··· EXERCISE MATERIALS

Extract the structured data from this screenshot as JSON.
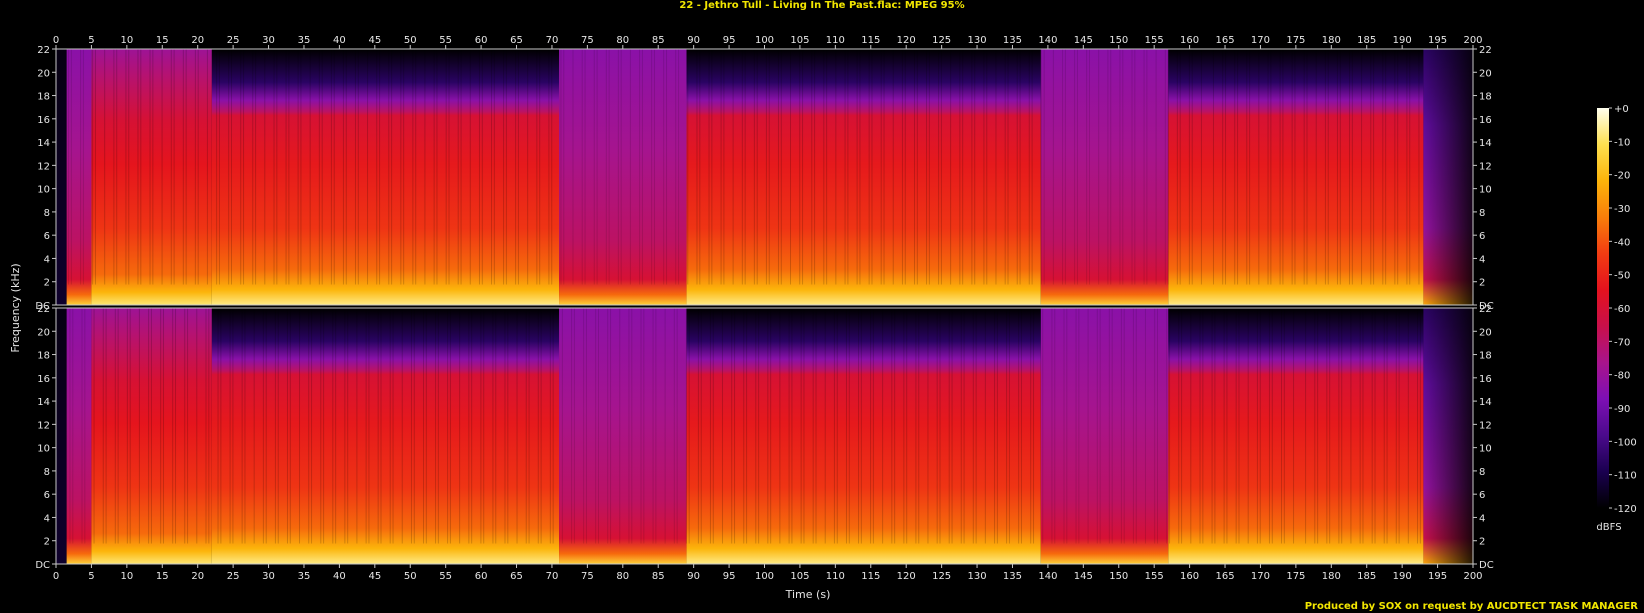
{
  "title": "22 - Jethro Tull - Living In The Past.flac: MPEG 95%",
  "credit": "Produced by SOX on request by AUCDTECT TASK MANAGER",
  "chart_data": {
    "type": "heatmap",
    "xlabel": "Time (s)",
    "ylabel": "Frequency (kHz)",
    "xlim": [
      0,
      200
    ],
    "ylim": [
      0,
      22
    ],
    "x_ticks": [
      "0",
      "5",
      "10",
      "15",
      "20",
      "25",
      "30",
      "35",
      "40",
      "45",
      "50",
      "55",
      "60",
      "65",
      "70",
      "75",
      "80",
      "85",
      "90",
      "95",
      "100",
      "105",
      "110",
      "115",
      "120",
      "125",
      "130",
      "135",
      "140",
      "145",
      "150",
      "155",
      "160",
      "165",
      "170",
      "175",
      "180",
      "185",
      "190",
      "195",
      "200"
    ],
    "y_ticks": [
      "DC",
      "2",
      "4",
      "6",
      "8",
      "10",
      "12",
      "14",
      "16",
      "18",
      "20",
      "22"
    ],
    "channels": 2,
    "colorbar": {
      "label": "dBFS",
      "ticks": [
        "+0",
        "-10",
        "-20",
        "-30",
        "-40",
        "-50",
        "-60",
        "-70",
        "-80",
        "-90",
        "-100",
        "-110",
        "-120"
      ],
      "range": [
        -120,
        0
      ],
      "colors": [
        "#000000",
        "#1a0050",
        "#4b0a8c",
        "#7d0fb4",
        "#a8148c",
        "#c8104a",
        "#e4121e",
        "#f23c12",
        "#f87e0a",
        "#fcb40a",
        "#fde050",
        "#fffff0"
      ]
    },
    "segments": [
      {
        "start": 0,
        "end": 1.5,
        "type": "silence"
      },
      {
        "start": 1.5,
        "end": 5,
        "type": "quiet"
      },
      {
        "start": 5,
        "end": 22,
        "type": "loud"
      },
      {
        "start": 22,
        "end": 71,
        "type": "loud_cut"
      },
      {
        "start": 71,
        "end": 89,
        "type": "quiet"
      },
      {
        "start": 89,
        "end": 139,
        "type": "loud_cut"
      },
      {
        "start": 139,
        "end": 157,
        "type": "quiet"
      },
      {
        "start": 157,
        "end": 193,
        "type": "loud_cut"
      },
      {
        "start": 193,
        "end": 200,
        "type": "fade"
      }
    ],
    "lowpass_cutoff_khz": 16.5
  }
}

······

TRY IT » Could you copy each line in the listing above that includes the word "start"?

EXERCISE RESPONSE »
        "start": 0,
        "start": 1.5,
        "start": 5,
        "start": 22,
        "start": 71,
        "start": 89,
        "start": 139,
        "start": 157,
        "start": 193,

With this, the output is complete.